[GIVEN ENTRIES — start]
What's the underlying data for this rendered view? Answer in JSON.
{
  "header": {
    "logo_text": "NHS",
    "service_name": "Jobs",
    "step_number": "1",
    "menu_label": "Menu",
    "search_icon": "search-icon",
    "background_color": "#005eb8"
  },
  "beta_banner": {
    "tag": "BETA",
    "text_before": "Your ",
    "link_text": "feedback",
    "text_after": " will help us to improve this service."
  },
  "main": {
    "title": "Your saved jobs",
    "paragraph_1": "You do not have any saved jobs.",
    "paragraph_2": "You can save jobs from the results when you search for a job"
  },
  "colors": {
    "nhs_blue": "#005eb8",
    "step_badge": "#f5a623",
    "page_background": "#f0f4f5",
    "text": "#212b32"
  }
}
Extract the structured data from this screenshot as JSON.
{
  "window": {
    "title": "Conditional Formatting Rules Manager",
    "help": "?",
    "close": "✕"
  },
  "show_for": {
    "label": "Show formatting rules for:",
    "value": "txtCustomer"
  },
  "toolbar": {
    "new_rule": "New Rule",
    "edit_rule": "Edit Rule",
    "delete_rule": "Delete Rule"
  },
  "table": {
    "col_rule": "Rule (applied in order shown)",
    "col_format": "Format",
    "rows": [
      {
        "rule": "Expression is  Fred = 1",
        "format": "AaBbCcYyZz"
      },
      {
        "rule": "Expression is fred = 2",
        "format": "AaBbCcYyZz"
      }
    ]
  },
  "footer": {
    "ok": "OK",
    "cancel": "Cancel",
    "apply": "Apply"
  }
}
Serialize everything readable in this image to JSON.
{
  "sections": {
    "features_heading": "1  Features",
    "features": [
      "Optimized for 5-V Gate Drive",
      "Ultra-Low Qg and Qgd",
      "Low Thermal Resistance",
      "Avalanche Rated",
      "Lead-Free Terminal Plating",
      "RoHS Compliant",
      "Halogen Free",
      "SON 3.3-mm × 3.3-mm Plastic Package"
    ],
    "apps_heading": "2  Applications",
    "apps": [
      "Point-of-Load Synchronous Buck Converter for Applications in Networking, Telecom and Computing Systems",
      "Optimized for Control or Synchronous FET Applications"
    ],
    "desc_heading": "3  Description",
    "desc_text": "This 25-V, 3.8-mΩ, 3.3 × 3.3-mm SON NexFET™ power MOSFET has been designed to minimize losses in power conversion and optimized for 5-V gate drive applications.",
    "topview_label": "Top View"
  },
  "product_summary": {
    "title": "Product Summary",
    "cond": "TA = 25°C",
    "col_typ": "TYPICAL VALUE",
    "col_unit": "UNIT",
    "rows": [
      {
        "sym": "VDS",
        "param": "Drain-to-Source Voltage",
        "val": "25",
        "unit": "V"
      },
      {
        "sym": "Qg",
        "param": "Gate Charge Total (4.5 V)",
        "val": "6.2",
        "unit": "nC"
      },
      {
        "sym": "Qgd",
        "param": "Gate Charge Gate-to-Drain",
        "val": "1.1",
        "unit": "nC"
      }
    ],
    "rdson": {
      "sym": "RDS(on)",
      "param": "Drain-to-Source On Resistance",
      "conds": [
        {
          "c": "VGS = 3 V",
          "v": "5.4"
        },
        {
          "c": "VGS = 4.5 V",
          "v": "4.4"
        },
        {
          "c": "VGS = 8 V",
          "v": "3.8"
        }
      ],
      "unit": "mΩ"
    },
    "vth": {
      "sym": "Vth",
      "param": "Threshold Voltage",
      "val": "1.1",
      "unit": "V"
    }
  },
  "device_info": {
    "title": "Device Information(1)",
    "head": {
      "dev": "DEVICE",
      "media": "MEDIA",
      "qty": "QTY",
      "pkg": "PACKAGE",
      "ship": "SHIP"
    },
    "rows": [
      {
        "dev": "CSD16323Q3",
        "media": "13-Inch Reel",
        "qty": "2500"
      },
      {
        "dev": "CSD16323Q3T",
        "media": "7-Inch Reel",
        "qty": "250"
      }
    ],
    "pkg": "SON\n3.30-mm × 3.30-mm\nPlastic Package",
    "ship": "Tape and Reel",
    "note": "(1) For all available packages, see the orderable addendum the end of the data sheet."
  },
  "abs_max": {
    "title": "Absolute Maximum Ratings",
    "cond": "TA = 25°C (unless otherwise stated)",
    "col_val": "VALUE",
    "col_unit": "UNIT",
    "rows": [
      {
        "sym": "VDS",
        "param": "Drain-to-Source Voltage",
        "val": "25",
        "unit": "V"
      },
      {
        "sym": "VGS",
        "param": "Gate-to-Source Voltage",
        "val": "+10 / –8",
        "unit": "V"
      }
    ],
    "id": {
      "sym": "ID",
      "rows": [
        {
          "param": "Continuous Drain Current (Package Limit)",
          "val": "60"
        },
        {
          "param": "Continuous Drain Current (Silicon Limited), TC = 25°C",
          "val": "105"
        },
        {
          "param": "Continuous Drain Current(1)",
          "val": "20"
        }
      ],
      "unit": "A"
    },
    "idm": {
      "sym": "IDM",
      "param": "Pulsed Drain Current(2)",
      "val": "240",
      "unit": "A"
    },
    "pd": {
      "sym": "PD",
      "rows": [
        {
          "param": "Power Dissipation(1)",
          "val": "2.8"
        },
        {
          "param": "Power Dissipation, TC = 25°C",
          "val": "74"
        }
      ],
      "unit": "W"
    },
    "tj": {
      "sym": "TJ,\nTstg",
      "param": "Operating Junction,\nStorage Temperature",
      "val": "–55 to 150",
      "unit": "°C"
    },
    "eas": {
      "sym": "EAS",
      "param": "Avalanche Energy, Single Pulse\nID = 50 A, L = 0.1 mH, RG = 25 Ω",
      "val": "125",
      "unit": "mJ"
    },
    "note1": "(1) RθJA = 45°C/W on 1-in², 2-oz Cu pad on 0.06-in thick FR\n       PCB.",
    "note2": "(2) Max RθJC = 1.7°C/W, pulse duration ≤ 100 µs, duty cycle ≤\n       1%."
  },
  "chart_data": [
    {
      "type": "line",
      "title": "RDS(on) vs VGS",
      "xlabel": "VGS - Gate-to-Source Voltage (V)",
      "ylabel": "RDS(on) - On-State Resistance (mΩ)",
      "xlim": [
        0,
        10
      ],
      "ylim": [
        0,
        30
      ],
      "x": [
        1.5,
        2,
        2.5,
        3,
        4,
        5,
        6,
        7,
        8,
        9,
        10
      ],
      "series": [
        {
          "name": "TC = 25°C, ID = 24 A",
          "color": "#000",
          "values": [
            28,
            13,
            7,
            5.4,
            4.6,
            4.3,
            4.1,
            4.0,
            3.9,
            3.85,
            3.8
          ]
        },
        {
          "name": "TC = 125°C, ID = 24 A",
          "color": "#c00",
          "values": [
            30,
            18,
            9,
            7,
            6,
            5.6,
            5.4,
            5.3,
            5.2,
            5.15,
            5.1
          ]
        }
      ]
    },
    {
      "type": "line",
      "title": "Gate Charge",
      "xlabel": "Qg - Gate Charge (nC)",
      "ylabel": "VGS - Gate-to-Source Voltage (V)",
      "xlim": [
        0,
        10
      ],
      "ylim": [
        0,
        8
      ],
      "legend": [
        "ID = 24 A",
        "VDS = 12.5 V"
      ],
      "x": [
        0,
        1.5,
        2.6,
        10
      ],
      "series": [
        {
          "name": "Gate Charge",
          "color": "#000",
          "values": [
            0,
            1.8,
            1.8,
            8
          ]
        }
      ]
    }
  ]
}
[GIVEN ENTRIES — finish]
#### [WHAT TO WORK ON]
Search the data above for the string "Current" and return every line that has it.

#### [RESULT OF THIS TASK]
          "param": "Continuous Drain Current (Package Limit)",
          "param": "Continuous Drain Current (Silicon Limited), TC = 25°C",
          "param": "Continuous Drain Current(1)",
      "param": "Pulsed Drain Current(2)",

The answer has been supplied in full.